Wednesday, May 16, 2007

A Moment In History

In the end, it was almost unceremonial, mundane, matter of fact. The various party leaders set out their stalls, were applauded by their own sides, before MSPs cast their votes. There were no surprises - each MSP did as they were expected to, voting for their own leader, then abstaining once their favoured candidate had been eliminated. And at the end of it, with not a particle of smoke to clear, Alex Salmond, to no-ones great surprise, emerged as the Parliament's nominee for First Minister.

In the speeches which followed, each leader was keen to stress their desire for a new, consensual style of politics. In truth, they'll have no other option. All are minorities now, and the fact that there's no automatic coalition of 65 votes to railroad through proposals will have to mean debate, discussion and compromise replacing assertion and the comfort of fixed positions. Having never before held power at this level, perhaps it will be easier for the SNP to adapt to the restrictions of minority government than it would have been for others. Time will tell.

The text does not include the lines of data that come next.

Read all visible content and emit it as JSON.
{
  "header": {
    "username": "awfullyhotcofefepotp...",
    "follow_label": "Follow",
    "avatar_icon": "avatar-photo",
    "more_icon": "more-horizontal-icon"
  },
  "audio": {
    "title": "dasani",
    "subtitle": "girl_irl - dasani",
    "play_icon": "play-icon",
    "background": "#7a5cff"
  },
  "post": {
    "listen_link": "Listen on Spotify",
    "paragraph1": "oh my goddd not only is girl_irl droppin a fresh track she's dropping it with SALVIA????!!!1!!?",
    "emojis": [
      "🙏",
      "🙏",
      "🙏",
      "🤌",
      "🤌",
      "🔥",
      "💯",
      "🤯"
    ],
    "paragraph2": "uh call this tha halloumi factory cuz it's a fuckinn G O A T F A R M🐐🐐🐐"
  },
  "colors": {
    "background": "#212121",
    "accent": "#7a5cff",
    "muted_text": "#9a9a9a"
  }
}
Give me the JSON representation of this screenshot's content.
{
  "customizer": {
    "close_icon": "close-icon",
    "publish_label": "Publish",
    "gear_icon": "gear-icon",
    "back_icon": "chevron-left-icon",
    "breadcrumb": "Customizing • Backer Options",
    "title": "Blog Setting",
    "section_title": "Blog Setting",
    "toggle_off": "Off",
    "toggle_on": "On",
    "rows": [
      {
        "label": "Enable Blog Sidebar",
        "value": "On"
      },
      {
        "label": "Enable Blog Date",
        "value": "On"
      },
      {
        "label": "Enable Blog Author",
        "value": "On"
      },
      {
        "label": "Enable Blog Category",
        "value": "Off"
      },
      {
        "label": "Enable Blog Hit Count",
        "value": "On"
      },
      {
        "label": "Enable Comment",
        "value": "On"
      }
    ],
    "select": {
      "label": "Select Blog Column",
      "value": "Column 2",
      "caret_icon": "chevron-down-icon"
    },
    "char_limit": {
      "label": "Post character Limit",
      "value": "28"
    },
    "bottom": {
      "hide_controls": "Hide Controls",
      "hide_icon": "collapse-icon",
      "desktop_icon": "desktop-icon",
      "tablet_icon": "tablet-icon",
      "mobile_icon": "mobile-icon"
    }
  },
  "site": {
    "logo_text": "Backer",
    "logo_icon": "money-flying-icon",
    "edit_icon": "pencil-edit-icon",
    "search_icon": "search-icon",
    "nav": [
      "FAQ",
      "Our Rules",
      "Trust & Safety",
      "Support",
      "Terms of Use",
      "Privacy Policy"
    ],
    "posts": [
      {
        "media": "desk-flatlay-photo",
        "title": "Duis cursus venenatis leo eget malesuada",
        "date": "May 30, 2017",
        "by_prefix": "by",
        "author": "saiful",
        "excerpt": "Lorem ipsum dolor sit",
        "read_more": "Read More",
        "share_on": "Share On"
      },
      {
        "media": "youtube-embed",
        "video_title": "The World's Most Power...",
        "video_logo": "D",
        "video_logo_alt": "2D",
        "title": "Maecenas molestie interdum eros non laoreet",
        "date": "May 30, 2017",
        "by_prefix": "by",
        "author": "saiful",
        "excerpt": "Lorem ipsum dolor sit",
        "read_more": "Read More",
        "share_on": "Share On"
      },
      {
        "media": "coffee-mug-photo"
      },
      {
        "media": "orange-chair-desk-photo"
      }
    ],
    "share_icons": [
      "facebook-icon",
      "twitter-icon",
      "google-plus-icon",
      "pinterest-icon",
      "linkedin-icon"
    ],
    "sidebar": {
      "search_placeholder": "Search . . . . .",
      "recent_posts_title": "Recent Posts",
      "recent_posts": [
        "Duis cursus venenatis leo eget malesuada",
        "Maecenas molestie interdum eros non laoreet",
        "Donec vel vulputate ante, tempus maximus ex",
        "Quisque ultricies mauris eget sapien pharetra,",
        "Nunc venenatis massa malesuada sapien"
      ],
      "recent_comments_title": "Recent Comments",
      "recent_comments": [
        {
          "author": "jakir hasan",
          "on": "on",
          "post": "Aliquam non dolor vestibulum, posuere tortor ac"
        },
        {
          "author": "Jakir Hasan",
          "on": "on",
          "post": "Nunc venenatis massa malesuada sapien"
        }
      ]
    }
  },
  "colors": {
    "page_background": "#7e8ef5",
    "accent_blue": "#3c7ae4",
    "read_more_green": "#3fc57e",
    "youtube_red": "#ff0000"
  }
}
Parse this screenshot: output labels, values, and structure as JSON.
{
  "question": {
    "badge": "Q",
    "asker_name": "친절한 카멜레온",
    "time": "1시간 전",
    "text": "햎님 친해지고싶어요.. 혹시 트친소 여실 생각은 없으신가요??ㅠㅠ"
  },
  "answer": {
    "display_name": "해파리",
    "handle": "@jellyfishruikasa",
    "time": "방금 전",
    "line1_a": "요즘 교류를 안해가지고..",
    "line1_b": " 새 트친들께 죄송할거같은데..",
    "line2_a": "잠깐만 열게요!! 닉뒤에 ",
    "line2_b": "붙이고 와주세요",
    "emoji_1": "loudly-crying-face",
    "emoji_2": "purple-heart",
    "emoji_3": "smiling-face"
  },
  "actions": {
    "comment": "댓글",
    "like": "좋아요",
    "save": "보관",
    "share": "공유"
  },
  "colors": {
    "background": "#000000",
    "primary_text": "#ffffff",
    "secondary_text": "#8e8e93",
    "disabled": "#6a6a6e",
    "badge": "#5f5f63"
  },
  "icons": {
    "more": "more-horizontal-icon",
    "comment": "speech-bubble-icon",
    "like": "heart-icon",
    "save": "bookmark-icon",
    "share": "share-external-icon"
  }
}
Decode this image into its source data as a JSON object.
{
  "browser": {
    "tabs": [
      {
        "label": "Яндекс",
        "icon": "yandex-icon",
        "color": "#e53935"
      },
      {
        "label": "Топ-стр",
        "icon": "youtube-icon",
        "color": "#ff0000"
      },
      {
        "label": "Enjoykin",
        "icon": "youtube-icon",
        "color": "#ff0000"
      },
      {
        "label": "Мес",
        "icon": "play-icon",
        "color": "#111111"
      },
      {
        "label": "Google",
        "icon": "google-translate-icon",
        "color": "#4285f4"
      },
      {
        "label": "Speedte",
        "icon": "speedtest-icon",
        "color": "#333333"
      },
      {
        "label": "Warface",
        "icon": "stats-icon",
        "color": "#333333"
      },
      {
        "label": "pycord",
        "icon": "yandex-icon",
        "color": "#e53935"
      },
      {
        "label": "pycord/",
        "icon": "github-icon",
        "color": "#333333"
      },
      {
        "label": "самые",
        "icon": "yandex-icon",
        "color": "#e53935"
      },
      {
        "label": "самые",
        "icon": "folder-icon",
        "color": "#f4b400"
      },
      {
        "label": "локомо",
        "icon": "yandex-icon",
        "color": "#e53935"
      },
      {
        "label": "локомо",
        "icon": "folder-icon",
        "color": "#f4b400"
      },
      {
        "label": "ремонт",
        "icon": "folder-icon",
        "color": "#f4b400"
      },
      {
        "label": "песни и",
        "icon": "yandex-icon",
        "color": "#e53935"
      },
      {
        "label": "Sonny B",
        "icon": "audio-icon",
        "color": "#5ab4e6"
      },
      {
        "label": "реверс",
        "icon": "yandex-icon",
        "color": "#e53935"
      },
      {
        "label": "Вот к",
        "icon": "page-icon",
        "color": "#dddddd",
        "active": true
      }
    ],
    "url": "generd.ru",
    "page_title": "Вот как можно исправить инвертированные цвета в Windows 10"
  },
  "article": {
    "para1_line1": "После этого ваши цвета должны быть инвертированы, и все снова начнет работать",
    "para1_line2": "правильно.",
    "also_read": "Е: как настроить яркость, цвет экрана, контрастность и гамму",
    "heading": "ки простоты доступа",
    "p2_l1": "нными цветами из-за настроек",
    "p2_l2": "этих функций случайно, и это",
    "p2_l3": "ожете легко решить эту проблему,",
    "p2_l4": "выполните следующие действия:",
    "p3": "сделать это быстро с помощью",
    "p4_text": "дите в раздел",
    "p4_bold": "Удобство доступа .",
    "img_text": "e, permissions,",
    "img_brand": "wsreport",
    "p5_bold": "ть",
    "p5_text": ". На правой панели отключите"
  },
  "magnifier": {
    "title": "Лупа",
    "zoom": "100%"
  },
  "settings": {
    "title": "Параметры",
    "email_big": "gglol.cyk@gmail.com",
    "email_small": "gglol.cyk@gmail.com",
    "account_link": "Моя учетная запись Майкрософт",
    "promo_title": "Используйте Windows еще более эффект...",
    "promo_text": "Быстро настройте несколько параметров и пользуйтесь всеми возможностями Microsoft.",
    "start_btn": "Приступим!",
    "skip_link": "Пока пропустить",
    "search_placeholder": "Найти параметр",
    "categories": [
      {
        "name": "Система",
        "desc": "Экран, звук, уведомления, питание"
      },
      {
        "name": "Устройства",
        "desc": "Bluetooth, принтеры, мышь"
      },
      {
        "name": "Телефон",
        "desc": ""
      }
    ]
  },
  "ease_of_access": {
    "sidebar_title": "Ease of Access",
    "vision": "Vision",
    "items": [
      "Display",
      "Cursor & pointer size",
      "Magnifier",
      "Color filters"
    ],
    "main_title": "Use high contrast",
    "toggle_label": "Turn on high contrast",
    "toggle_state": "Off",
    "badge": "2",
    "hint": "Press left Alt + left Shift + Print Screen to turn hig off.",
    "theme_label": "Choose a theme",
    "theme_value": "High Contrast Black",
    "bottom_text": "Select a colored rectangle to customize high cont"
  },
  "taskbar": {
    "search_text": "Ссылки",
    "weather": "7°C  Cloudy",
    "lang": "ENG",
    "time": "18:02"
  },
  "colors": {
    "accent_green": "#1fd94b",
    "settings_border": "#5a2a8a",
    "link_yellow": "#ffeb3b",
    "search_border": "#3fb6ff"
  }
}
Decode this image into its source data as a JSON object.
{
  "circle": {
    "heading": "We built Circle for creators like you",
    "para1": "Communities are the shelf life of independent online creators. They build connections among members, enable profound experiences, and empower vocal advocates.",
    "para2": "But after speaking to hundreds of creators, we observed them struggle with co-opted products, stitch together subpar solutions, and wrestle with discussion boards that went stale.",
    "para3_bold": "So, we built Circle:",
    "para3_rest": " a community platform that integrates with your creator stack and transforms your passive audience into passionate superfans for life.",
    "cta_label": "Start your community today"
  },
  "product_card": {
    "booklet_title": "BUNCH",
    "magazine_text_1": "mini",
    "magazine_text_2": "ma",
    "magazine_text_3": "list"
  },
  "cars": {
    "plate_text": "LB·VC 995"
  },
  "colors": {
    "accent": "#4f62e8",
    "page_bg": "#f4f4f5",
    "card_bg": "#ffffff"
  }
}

But for all the quiet dignity and understatement, it was never going to be possible to overlook the significance of today's events. It hit me for the first time when I saw the Labour group taking up position in the chamber where once the SNP group had sat. There were grown men crying - SNP members who have toiled for decades without the slightest expectation of any reward; who have sacrificed career opportunities; balanced their family lives precariously - all having to pinch themselves to make sure it was happening for real. And then came the real confirmation, as Alex Salmond was greeted on the steps of St Andrew's House by the Permanent Secretary of the Scottish Executive.

A day that many nationalists thought they'd never see, and which many unionists hoped would never arrive, has come. It's not independence, but it is a significant milestone on the way. Voters, in an almost peculiarly Scottish way, seem to want to see what the SNP are made of, but without giving the party too much free reign. The hopes of a great many people now rest on the shoulders of Alex Salmond and his chosen lieutenants. It's a huge challenge - I hope we're equal to it.


The Spoilt Ballot said...

iainmacl said...

Truly historic moment. I wish Scotland well in the years to come and please don;t take to join us in this small, successful independent nation. Now I've got our election (May 24th) to think about - and with no SNP candidate either!